═══ Data shown ═══

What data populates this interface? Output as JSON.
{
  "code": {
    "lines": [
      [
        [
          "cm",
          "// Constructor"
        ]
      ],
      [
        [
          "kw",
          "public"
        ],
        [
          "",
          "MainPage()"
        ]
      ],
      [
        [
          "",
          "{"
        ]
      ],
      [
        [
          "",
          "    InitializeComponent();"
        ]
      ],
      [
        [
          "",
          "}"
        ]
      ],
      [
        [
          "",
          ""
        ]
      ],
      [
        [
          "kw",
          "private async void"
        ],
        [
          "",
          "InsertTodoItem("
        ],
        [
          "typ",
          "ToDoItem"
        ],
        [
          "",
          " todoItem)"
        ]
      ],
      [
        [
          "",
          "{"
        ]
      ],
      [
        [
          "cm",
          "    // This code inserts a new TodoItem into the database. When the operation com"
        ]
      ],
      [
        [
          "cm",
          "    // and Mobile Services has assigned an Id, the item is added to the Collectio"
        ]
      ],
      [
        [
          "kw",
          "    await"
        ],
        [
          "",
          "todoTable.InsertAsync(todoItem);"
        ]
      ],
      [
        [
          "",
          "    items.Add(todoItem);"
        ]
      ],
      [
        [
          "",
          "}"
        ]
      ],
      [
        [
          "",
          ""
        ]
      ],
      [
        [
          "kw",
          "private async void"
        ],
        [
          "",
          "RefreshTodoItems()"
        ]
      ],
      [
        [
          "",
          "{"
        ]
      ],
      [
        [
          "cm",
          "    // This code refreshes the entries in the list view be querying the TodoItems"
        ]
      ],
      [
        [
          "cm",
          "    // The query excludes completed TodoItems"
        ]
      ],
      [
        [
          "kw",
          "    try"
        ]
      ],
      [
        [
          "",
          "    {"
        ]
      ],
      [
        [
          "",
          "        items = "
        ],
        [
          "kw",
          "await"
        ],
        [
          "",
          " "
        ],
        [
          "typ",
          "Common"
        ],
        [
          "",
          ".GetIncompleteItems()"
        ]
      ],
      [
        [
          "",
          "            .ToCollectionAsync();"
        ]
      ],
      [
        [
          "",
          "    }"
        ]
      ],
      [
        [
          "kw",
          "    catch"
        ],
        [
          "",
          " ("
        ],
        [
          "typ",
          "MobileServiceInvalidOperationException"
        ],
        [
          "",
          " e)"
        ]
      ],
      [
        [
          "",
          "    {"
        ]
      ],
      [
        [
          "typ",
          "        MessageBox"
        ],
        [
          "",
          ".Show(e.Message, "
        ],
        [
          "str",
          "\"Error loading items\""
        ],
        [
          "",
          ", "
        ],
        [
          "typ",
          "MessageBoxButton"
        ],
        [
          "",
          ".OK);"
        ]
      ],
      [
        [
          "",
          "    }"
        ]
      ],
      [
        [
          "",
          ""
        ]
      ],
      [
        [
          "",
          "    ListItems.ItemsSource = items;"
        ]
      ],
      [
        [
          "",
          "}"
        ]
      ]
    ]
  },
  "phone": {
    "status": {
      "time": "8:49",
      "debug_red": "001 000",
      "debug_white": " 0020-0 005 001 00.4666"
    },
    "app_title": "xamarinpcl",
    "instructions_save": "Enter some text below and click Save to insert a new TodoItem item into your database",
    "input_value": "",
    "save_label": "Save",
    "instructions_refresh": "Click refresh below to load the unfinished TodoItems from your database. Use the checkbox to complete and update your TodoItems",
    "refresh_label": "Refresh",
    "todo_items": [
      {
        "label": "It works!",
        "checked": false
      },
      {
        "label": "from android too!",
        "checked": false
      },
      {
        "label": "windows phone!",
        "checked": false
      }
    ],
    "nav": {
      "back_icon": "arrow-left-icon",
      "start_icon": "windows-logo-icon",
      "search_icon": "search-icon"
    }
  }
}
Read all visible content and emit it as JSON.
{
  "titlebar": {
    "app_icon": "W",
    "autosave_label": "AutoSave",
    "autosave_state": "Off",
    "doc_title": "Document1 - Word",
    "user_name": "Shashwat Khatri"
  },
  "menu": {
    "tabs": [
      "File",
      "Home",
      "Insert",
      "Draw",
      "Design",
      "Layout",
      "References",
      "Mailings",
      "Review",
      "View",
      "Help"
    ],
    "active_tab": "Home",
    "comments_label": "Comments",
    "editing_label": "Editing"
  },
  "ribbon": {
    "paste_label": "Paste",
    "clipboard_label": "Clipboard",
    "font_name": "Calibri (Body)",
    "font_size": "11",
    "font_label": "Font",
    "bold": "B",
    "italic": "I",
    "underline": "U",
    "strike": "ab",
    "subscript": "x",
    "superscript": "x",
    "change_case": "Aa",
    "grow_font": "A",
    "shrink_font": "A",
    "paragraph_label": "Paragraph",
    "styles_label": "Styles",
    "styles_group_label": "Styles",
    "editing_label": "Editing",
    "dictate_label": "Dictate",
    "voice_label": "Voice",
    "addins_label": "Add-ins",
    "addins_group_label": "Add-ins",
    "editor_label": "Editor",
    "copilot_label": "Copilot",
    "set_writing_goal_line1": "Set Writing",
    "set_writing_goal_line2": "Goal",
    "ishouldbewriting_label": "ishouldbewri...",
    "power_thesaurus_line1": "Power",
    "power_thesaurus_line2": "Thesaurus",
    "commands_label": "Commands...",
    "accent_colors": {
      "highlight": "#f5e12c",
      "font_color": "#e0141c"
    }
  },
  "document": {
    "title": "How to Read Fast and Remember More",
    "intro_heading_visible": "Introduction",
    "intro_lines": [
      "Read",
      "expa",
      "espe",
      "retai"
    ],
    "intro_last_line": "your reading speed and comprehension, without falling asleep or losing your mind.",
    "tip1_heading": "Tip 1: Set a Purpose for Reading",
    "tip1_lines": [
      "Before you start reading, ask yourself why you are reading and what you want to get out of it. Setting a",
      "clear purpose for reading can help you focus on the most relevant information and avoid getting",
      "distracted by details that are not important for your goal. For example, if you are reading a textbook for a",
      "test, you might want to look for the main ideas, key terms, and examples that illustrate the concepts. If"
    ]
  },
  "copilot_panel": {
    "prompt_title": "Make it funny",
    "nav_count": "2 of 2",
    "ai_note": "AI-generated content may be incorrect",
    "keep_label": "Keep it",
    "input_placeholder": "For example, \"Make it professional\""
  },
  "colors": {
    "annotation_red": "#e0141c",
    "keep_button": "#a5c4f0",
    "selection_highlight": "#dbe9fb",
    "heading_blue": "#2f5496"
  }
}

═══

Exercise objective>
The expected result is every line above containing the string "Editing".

Answer to the exercise>
    "editing_label": "Editing"
    "editing_label": "Editing",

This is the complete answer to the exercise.